:: TASK DESCRIPTION ::
Which of the lines in the data below contain the string "JSON"? Copy each of them.

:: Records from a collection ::
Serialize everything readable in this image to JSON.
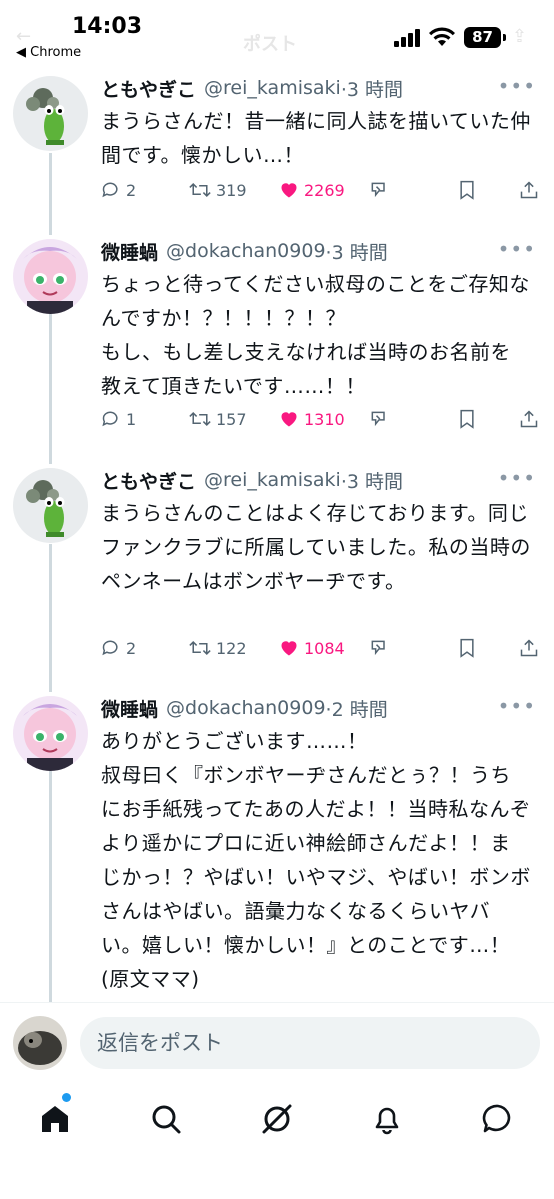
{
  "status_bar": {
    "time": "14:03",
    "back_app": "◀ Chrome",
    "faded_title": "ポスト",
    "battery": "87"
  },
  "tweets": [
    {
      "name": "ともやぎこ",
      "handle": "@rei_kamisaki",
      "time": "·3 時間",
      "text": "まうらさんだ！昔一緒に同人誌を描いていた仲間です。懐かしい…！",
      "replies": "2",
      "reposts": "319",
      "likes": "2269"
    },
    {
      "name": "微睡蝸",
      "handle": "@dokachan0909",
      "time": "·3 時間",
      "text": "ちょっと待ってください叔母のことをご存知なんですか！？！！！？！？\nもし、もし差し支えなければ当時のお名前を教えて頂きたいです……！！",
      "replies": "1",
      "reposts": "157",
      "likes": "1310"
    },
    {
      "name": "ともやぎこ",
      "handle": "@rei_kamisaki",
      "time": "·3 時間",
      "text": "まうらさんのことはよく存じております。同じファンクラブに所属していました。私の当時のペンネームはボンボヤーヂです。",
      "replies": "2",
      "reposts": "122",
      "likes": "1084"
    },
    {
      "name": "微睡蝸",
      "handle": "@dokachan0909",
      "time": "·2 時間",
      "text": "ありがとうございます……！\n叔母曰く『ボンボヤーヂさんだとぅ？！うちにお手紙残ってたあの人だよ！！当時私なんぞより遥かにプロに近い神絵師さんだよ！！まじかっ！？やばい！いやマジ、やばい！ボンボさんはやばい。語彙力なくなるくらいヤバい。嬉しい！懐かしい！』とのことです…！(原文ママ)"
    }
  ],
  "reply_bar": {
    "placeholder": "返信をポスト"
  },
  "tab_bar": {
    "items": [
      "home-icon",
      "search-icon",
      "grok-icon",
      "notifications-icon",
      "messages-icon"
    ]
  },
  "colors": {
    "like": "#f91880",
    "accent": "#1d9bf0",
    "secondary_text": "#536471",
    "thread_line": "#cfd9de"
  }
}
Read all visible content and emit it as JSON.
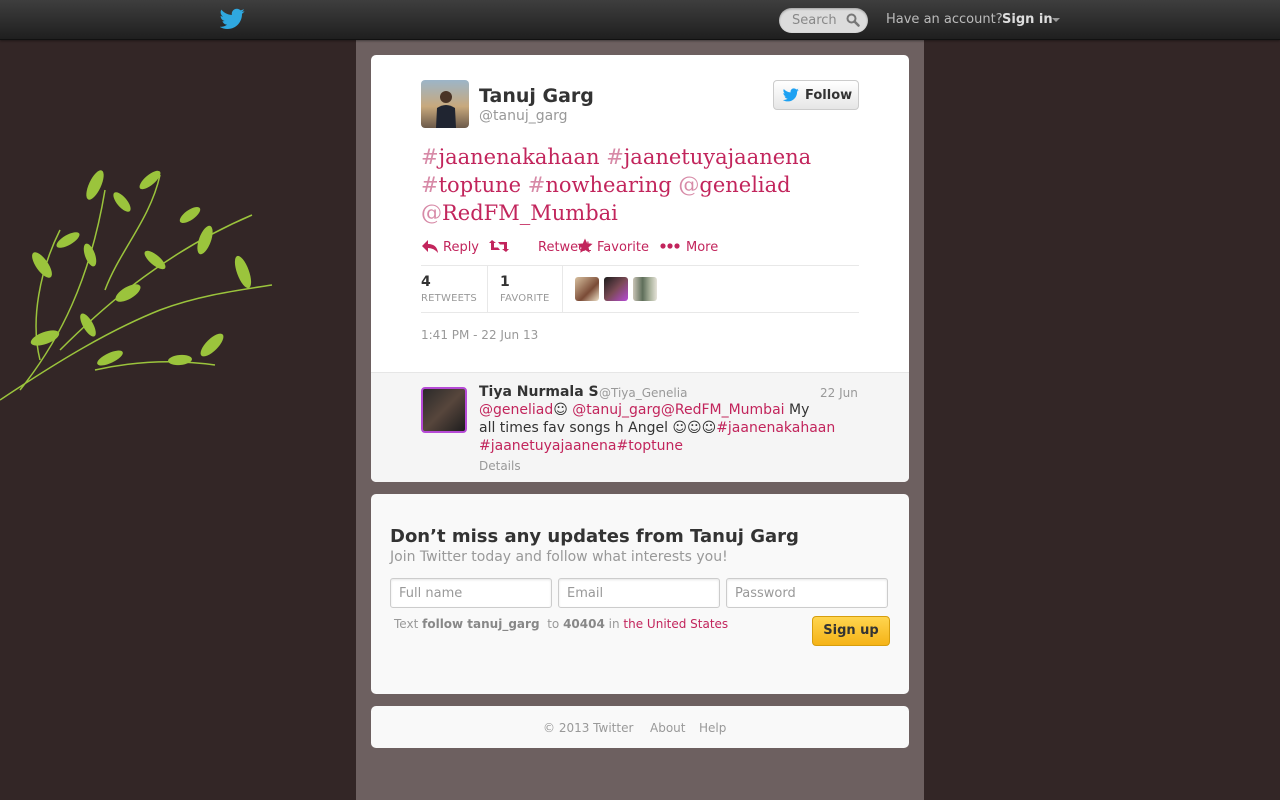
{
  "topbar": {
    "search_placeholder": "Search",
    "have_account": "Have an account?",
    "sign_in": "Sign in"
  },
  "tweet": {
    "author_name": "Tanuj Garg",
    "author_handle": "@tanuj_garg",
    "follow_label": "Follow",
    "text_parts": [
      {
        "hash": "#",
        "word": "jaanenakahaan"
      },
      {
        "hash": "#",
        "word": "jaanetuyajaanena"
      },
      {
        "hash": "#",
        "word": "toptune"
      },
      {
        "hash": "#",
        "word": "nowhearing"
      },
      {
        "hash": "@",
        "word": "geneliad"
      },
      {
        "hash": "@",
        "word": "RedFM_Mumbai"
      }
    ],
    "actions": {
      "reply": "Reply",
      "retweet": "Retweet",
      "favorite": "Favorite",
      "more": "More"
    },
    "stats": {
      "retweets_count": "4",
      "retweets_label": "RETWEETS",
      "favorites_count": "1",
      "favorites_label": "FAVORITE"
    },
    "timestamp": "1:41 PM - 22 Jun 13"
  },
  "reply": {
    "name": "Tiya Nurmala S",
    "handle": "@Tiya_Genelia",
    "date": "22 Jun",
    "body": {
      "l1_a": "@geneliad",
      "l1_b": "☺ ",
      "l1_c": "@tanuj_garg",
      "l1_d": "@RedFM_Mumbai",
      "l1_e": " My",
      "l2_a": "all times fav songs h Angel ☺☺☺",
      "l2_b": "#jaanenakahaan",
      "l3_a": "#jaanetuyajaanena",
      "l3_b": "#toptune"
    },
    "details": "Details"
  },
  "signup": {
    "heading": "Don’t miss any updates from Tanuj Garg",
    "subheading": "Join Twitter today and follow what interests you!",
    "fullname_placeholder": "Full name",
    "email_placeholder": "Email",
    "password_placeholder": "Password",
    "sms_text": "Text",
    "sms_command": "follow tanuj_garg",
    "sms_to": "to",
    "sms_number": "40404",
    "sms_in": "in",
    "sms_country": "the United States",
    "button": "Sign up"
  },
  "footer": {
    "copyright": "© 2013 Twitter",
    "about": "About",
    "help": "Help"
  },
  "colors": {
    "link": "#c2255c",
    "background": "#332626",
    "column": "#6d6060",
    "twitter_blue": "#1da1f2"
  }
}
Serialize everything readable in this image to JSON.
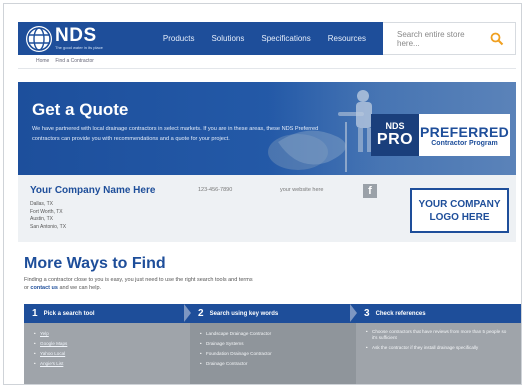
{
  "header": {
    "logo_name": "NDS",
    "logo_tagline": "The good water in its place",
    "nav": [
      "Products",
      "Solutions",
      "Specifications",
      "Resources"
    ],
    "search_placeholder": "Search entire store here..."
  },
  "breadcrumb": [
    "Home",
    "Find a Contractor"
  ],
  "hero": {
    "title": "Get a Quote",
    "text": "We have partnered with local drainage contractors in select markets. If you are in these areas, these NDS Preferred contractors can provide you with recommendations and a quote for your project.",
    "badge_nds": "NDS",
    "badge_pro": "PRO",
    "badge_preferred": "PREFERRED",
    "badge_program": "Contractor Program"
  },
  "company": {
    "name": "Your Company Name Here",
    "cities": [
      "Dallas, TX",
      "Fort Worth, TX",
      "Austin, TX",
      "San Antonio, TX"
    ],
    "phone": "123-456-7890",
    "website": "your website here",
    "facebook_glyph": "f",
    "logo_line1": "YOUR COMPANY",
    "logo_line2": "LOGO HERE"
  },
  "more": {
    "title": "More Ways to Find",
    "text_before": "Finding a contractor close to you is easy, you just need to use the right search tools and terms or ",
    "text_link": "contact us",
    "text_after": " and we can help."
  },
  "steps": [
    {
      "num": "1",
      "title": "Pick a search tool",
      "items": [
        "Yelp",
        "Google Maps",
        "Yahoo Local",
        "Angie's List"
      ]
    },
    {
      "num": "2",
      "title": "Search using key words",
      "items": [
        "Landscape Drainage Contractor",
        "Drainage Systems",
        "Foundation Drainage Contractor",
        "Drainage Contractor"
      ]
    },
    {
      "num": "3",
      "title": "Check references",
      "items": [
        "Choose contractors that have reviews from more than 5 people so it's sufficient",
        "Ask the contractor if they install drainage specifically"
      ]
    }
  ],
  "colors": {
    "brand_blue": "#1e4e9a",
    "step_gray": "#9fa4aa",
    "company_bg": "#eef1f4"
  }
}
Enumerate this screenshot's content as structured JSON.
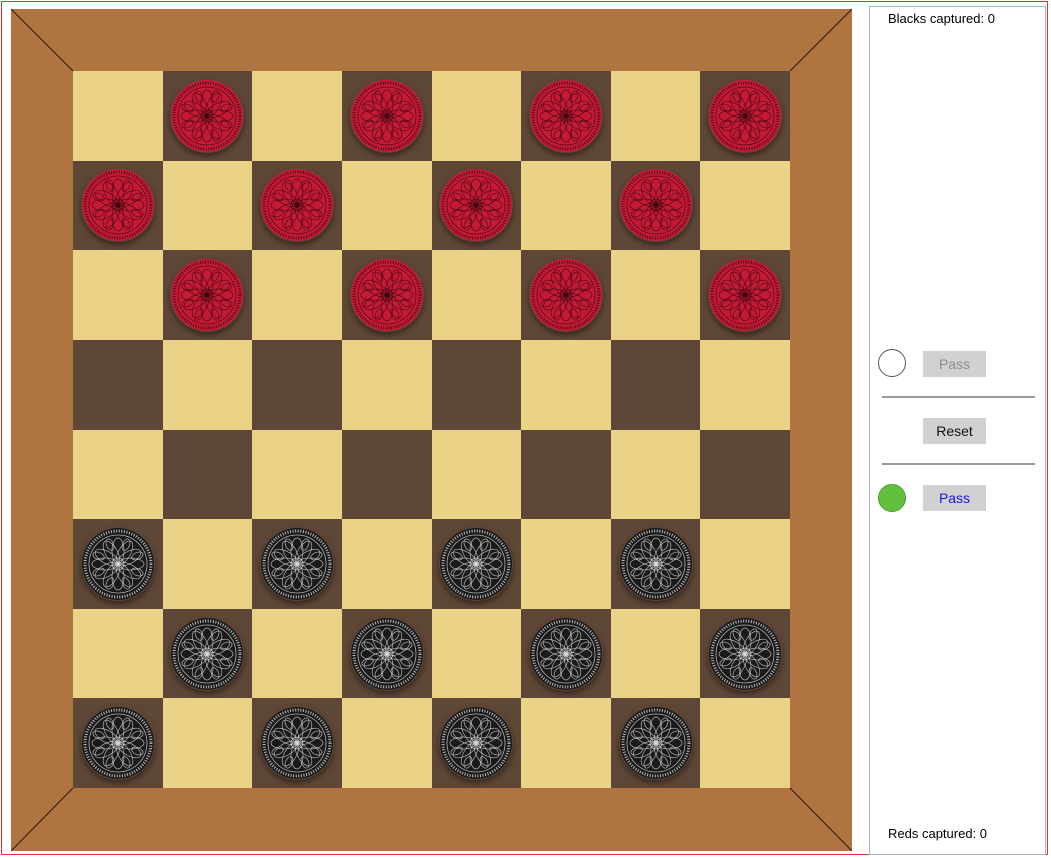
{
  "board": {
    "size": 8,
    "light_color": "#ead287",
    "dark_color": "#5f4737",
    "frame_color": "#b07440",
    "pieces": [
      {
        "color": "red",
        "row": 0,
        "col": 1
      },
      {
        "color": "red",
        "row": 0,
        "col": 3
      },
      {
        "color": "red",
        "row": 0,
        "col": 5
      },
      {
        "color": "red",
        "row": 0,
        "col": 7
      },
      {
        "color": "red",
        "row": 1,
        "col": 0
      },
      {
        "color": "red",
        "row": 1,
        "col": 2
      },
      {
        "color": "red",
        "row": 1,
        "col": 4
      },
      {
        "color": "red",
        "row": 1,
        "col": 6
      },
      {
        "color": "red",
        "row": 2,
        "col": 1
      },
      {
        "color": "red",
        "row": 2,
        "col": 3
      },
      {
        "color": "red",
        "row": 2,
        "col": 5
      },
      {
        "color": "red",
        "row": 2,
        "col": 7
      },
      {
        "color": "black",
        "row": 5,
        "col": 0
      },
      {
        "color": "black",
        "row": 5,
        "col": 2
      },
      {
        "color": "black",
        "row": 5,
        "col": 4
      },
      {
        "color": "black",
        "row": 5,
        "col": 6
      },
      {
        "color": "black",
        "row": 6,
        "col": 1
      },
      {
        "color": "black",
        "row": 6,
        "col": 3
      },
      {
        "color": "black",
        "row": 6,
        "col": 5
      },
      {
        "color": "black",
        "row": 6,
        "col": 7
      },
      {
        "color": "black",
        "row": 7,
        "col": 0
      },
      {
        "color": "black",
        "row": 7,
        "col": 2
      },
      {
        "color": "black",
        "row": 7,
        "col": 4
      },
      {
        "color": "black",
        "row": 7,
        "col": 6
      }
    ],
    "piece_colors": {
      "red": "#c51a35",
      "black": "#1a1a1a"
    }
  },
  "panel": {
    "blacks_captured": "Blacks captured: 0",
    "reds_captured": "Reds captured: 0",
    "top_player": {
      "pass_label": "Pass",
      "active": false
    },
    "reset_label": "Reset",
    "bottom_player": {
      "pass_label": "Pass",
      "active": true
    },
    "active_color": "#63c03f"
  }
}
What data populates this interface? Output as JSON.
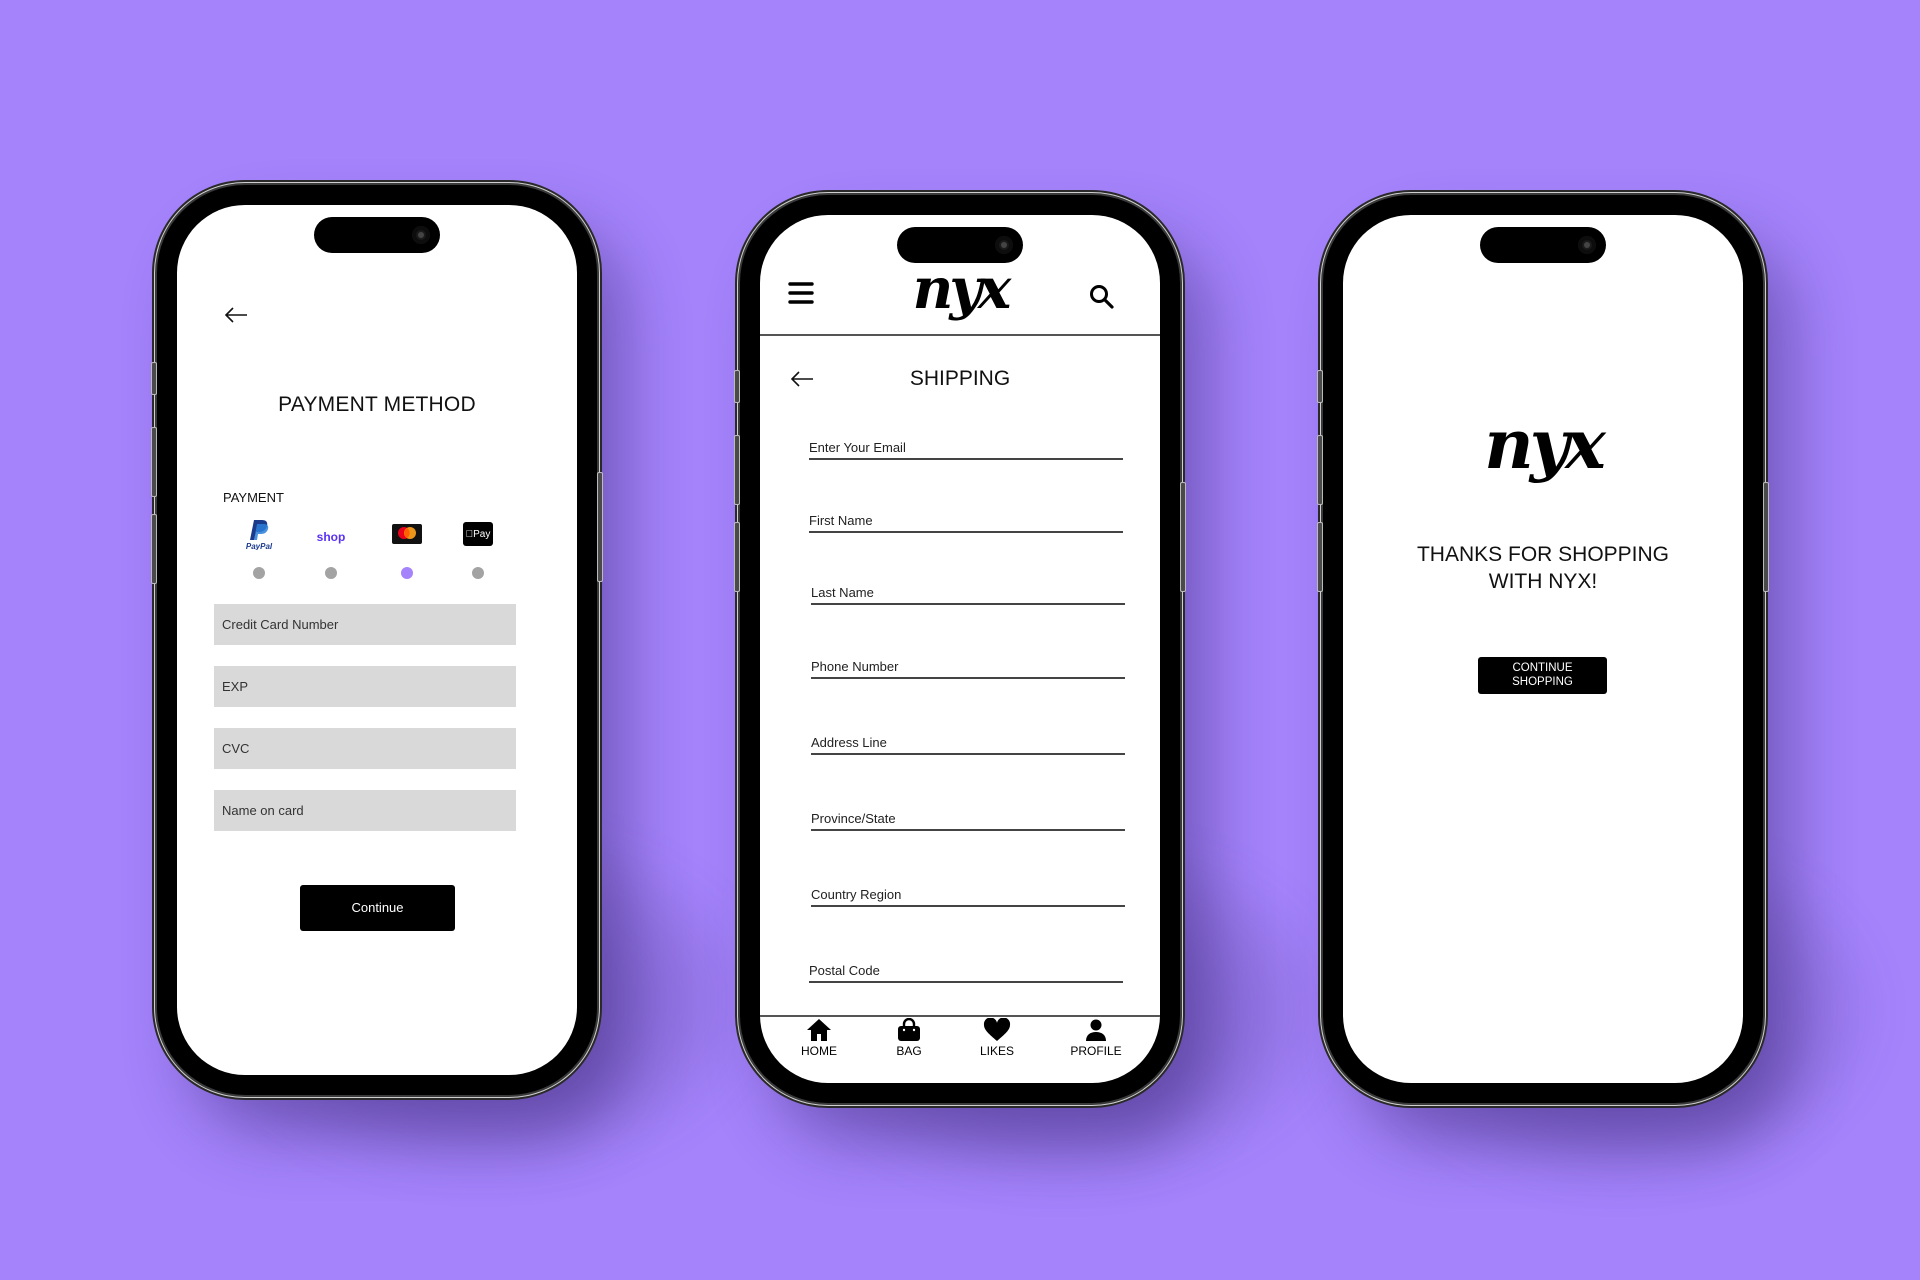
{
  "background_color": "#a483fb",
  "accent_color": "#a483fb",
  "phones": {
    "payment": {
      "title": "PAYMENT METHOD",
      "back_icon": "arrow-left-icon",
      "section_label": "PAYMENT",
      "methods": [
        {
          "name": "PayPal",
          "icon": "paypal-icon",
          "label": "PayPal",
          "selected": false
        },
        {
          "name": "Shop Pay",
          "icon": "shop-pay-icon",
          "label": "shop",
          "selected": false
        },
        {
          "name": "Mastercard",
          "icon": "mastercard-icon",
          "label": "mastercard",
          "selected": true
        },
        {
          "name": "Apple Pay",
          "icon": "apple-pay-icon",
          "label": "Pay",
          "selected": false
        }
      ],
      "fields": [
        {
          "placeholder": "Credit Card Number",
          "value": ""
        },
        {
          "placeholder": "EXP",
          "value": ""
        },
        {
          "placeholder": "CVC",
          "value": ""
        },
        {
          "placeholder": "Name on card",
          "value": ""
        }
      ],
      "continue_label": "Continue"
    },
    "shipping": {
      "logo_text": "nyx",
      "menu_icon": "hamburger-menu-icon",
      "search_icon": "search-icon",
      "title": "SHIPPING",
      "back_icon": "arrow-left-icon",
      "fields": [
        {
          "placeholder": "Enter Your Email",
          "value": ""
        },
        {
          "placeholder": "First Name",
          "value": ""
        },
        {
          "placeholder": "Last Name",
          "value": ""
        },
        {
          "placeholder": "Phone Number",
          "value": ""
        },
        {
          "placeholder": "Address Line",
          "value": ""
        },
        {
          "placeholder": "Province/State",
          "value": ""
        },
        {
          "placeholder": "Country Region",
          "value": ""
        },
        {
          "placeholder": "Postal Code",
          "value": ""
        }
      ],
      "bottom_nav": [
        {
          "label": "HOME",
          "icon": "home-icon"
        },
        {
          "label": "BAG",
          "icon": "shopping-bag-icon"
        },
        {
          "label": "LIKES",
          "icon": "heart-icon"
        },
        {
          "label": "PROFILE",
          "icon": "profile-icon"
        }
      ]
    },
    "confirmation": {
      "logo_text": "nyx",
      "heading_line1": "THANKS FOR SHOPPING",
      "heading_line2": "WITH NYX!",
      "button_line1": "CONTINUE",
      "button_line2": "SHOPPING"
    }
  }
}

:: SOLVED EXERCISE ::
Serialize everything readable in this image to JSON.
Read all visible content and emit it as JSON.
Serialize everything readable in this image to JSON.
Enumerate this screenshot's content as structured JSON.
What data populates this interface? Output as JSON.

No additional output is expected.